New MRI scanner delivered
A second state-of-the-art MRI scanner has been delivered to Forth Valley Royal Hospital as part of a major new plan to increase diagnostic, surgical and inpatient capacity. The £1million specialist 3Tesla scanner, which weights 8 tonnes, was carefully craned into position outside the hospital before being wheeled along a corridor into its new home within the hospital’s radiology department. The magnet in the new MRI scanner, which is double the strength of the existing MRI scanner, will be able to provide higher quality images for more complex scans and faster scan times. It will be set up over the next few weeks in a specially refurbished room with a picture ceiling and ambient lighting to help patients relax in calming and less clinical surroundings.

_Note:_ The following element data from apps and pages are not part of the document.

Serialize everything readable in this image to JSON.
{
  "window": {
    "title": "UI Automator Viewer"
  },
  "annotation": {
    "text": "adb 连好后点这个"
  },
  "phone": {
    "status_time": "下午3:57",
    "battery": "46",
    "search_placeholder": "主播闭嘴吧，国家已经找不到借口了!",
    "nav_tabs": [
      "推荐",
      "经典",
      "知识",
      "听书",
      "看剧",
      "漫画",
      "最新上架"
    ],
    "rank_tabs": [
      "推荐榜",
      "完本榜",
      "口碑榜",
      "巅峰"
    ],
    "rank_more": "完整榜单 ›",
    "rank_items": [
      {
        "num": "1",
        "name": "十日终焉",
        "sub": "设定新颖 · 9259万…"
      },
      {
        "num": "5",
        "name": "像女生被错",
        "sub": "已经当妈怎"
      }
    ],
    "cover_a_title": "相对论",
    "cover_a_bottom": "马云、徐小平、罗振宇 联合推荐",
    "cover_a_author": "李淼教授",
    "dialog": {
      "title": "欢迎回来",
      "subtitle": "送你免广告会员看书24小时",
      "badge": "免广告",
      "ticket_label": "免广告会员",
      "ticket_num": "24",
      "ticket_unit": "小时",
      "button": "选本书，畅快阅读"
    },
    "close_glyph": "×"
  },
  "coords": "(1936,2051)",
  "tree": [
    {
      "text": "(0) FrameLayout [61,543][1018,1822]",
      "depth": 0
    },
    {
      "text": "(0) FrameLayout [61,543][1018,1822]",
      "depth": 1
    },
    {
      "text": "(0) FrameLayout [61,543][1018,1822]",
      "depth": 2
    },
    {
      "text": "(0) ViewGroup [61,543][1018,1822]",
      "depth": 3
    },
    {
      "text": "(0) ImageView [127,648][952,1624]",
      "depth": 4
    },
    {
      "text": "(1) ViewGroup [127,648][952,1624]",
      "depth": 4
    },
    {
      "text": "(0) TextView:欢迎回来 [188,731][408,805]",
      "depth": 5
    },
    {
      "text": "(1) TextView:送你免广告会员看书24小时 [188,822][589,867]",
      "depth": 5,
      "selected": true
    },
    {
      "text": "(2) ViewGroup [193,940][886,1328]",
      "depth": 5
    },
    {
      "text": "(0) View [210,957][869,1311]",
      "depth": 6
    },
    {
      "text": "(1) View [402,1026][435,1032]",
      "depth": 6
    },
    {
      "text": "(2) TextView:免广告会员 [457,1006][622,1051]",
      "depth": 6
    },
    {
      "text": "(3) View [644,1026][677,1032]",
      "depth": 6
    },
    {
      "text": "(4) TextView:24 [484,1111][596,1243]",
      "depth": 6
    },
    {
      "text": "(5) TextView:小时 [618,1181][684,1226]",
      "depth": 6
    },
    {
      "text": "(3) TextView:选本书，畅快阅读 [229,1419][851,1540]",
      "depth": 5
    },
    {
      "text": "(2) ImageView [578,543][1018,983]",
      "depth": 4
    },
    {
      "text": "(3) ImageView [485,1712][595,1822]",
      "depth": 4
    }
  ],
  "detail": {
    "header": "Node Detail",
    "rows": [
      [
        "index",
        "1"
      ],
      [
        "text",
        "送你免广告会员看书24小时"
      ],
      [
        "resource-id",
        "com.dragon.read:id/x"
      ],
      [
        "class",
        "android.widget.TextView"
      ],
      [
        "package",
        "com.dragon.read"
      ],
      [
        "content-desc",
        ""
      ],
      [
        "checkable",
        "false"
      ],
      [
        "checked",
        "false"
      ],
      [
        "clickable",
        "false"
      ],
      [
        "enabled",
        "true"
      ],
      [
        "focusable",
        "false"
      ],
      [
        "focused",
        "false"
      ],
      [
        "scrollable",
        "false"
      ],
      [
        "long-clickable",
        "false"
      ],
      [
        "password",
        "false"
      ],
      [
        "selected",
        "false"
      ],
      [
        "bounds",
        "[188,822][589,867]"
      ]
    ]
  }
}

MRI scanners are used to take images of all parts of the body including the brain, spinal cord, heart and blood vessels and internal organs such as the liver, womb, prostate gland and gall bladder. This second scanner will enable NHS Forth Valley to scan thousands of additional patients every year with scanning taking place 12 hours a day, 7 days a week. Six additional MRI radiographers have been recruited to support the expansion plan.
The delivery of the new scanner comes just a week after the first of two additional operating theatres opened at Forth Valley Royal Hospital. The second theatre is due to open later this year and additional inpatient beds will also be established on the hospital site to support the increased theatre activity. The major £17 million investment forms part of the Scottish Government’s National Waiting Times Improvement Plan and national elective care centre programme.
NHS Forth Valley Chief Executive, Cathie Cowan, said: “We know that waiting for a scan or an operation can be very stressful and this significant investment will help us to reduce delays for many patients.”
Sandra Robertson, NHS Forth Valley’s Radiology Department Manager, said: “Our existing MRI was replaced last year and it’s great to have a second new scanner so soon. This will not only enable us to provide thousands of additional MRI scans every year but will also provide back up if there are any operational or technical issues.”
Health Secretary Jeane Freeman said: “The investment in this MRI scanner comes from our £850 million Waiting Times Improvement Plan that I launched in October last year and will help to increase the number of diagnostic appointments available, allowing patients who are waiting for treatment and operations to be seen quicker as well as taking pressure off other parts of the system that deal with unplanned and emergency treatment.
“The immediate focus of the improvement plan is three fold: to reduce waits for patients whose treatment is urgent, those who have a suspicion of cancer, and those who have waited longest for an appointment. We are continuing to work with boards to ensure the additional funding available delivers the substantial and sustainable improvements needed.”